1Department of Anthropology, University of Texas at Austin, 2Population Research Center, University of Texas at Austin
Friday 3:45-4:00, Ballroom C
While polymorphic trichromacy is well-documented in platyrrhines, recent work suggests it is also common among lemurs. In this form of color vision, allelic variation at the X-chromosome M/L opsin locus results in separate green- and red-sensitive cones in heterozygous females (trichromacy) but a single M/L cone type in homozygous females and males (dichromacy). Although polymorphic trichromacy is thought to be selectively advantageous in foraging, platyrrhine field studies have generally failed to identify any significant effect of color vision phenotype on foraging behavior. However, these studies have focused on insectivorous-frugivorous species. We examined the influence of color vision phenotype on foraging in a folivorous diurnal lemur, Verreaux’s sifaka (Propithecus verreauxi). Previous work identified a polymorphism in Propithecus causing either “green-sensitive” (543 nm) or “red-sensitive” (558 nm) alleles. We collected genomic DNA from 50 individuals (28 females, 22 males) across 8 social groups at Kirindy Mitea National Park, a dry, deciduous forest in Madagascar. Using a custom assay, we performed real-time polymerase chain reactions to genotype each individual. Approximately 540 hours of foraging data were collected over 12 months on 10 focal individuals.

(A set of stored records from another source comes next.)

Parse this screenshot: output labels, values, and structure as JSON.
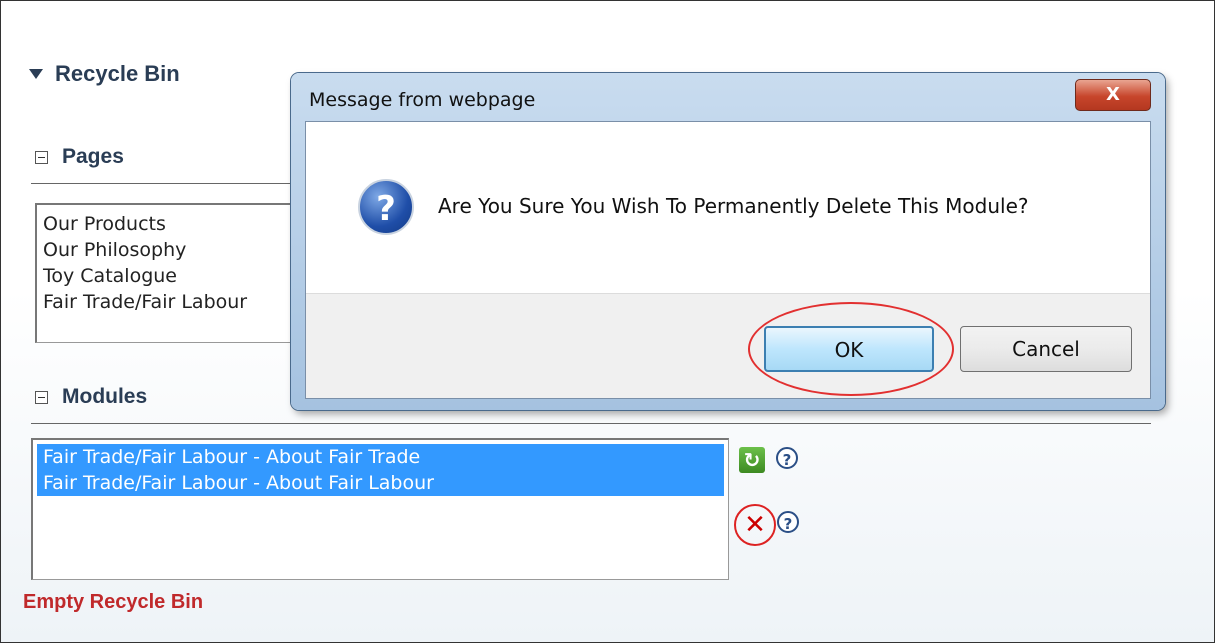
{
  "recycle_bin": {
    "title": "Recycle Bin",
    "pages": {
      "heading": "Pages",
      "items": [
        "Our Products",
        "Our Philosophy",
        "Toy Catalogue",
        "Fair Trade/Fair Labour"
      ]
    },
    "modules": {
      "heading": "Modules",
      "items": [
        {
          "label": "Fair Trade/Fair Labour - About Fair Trade",
          "selected": true
        },
        {
          "label": "Fair Trade/Fair Labour - About Fair Labour",
          "selected": true
        }
      ]
    },
    "empty_link": "Empty Recycle Bin",
    "icons": {
      "restore": "restore-icon",
      "delete": "delete-icon",
      "help": "help-icon",
      "help_glyph": "?",
      "restore_glyph": "↻",
      "delete_glyph": "✕"
    }
  },
  "dialog": {
    "title": "Message from webpage",
    "close_glyph": "X",
    "icon_glyph": "?",
    "message": "Are You Sure You Wish To Permanently Delete This Module?",
    "ok_label": "OK",
    "cancel_label": "Cancel"
  },
  "colors": {
    "link_red": "#c0292b",
    "selection_blue": "#3399ff",
    "heading": "#2a3d55"
  }
}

We detected evidence of polymorphic trichromacy in this population. Six (~21%) females were heterozygous for green- and red-sensitive alleles. The red-sensitive allele had the highest frequency (84% of 71 chromosomes). However, preliminary analyses of foraging behavior did not identify a significant relationship between color vision phenotype and plant parts consumed in Propithecus. The evolutionary significance of polymorphic trichromacy therefore remains uncertain, but may benefit from further studies of strepsirrhines.